How to drop 57V to 54V?

Discussion in 'General Electronics Chat' started by SenorFred, Feb 3, 2015.

  1. SenorFred

    Thread Starter New Member

    Feb 3, 2015
    I have a similar (sort of ) question. I have a DC battery charger that puts out 57.1 volts and can deliver a maximum of 3 amps. I want to use it to charge a battery pack to which I only want to apply 54.6 volts. Rather than try to mod the charger, is it feasible to put a resistor or a rheostat or other on the positive output leg of the charger to drop the voltage by (57.1-54.6) 2.5 volts to the load (battery being charged)?

    Being a novice, I would assume resistance of 2.5/3.0 = .83 ohms? but capable of handling (2.5 x 3.0) = 7.5 watts? If so, what would be the best type to buy for this? Or am I out to lunch on this approach?
  2. MaxHeadRoom


    Jul 18, 2013
    Place 3 or 4 rectifiers of a suitable rating in series with the supply.
    planeguy67 likes this.
  3. Reloadron

    Well-Known Member

    Jan 15, 2015
    These sort of questions go much better when the battery pack in question is better described as in type of batteries, manufacturer and manufacturer's part number (when available) and all data known about the battery or battery pack. My thinking here is we call a standard automotive battery a 12 Volt battery when in reality it consist of six cells of 2.1 Volts per cell (when charged) making it actually a 12.6 Volt battery. That same 12.6 volt battery is typically charged at about 13.6 to 13.8 Volts. There is more to it but you get the idea. Now if you have a battery pack you want to apply 54.6 Volts to and you have a charger outputting 57.1 Volts and you are sure this is what you want to do and understand the charge voltage for your battery pack and type then the best method is to do as MaxHeadRoom suggest and "Place 3 or 4 rectifiers of a suitable rating in series with the supply".

  4. MrChips


    Oct 2, 2009
    A thread belongs to the Thread Started. Please do not hijack someone's thread. Here you have your own thread.
  5. GopherT

    AAC Fanatic!

    Nov 23, 2012
    Was the 57.1 volts measure when it was connected or disconnected from the battery pack?
    Also, if measured with batteries connected, was the 51 7 volts measured when the batteries were fully charged or fairly discharged?
  6. MikeML

    AAC Fanatic!

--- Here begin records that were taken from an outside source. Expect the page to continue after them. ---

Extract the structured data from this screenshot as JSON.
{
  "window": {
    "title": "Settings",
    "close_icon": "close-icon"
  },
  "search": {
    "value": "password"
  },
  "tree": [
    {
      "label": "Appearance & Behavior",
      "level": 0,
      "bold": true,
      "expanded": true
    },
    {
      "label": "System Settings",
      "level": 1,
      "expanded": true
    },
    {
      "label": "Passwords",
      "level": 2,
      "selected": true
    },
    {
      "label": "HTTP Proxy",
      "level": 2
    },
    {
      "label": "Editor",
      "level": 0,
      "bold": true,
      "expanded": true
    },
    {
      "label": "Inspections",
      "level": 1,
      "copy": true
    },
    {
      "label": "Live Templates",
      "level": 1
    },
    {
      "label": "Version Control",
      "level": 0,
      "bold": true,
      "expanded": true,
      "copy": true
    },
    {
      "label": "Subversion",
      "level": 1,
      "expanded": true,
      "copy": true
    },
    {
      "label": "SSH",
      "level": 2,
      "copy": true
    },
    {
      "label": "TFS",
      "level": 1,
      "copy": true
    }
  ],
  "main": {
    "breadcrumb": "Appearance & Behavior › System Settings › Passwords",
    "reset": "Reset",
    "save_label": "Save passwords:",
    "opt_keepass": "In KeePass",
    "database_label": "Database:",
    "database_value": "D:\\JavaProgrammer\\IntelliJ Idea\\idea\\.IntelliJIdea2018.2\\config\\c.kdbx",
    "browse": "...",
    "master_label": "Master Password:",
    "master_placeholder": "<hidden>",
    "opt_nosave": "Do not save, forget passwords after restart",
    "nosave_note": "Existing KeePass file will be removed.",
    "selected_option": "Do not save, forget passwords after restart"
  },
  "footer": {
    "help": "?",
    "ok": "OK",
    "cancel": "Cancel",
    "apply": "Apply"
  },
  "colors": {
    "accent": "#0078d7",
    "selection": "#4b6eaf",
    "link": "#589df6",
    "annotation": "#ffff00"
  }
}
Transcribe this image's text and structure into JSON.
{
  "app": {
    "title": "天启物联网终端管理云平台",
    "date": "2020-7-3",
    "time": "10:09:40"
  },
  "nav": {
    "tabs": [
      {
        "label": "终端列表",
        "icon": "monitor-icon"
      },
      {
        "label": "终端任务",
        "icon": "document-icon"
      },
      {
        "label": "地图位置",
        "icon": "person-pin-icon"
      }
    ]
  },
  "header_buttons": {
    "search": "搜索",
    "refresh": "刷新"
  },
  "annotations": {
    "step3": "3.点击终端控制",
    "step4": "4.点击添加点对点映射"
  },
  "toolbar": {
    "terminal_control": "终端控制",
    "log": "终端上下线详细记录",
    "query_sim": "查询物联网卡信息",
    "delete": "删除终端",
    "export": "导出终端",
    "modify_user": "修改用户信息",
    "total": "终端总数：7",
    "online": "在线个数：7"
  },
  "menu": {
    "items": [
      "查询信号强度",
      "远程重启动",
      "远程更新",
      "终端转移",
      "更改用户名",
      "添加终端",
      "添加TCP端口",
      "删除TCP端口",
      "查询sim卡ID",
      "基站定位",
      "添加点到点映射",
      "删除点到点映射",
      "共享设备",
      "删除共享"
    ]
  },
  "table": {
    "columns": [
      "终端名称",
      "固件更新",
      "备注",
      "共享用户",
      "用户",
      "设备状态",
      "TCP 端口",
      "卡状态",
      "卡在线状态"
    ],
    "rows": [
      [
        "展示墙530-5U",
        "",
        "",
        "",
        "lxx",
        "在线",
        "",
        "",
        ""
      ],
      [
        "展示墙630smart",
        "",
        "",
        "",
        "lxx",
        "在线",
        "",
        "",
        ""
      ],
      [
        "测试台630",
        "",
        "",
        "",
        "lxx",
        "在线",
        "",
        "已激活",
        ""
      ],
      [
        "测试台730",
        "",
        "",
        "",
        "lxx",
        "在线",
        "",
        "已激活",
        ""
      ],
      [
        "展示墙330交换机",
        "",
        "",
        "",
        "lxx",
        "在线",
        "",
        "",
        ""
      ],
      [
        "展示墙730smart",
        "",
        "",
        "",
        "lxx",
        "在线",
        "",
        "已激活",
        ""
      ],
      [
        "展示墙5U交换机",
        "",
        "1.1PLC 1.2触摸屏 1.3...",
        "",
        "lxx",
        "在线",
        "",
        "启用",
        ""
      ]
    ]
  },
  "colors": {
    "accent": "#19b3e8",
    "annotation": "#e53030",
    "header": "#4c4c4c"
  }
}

    Oct 2, 2009
    This circuit will provide an adjustable, precise voltage drop greater than 2.495V between the top rail (Vo) and the bottom rail (unnamed). Note that if the drop is 3V at your specified 3A, the power dissipation is 9W, which requires a big heat sink regardless of how you do it, on the PNP, diodes, or a resistor.

  7. alfacliff

    Well-Known Member

    Dec 13, 2013
    do not use a resistor the voltage drop across a fixed resistance will change as the battery charges up and the current load decreases. the current will not always be 3 amps.
  8. mcgyvr

    AAC Fanatic!

    Oct 15, 2009
    I always wonder how a "novice" gets into these situations in the first place..
    Not to mention how they determine that they need (or think they need) exactly 54.6V to charge a battery.
    Nor how they find (or think they have) a battery charger that puts out 57.1V exactly..

    Of course I always wonder why you guys just throw out "solutions" without any of the necessary details or confirmations.
    I love to provide solutions.. But I hate wasting my time more...
    GopherT likes this.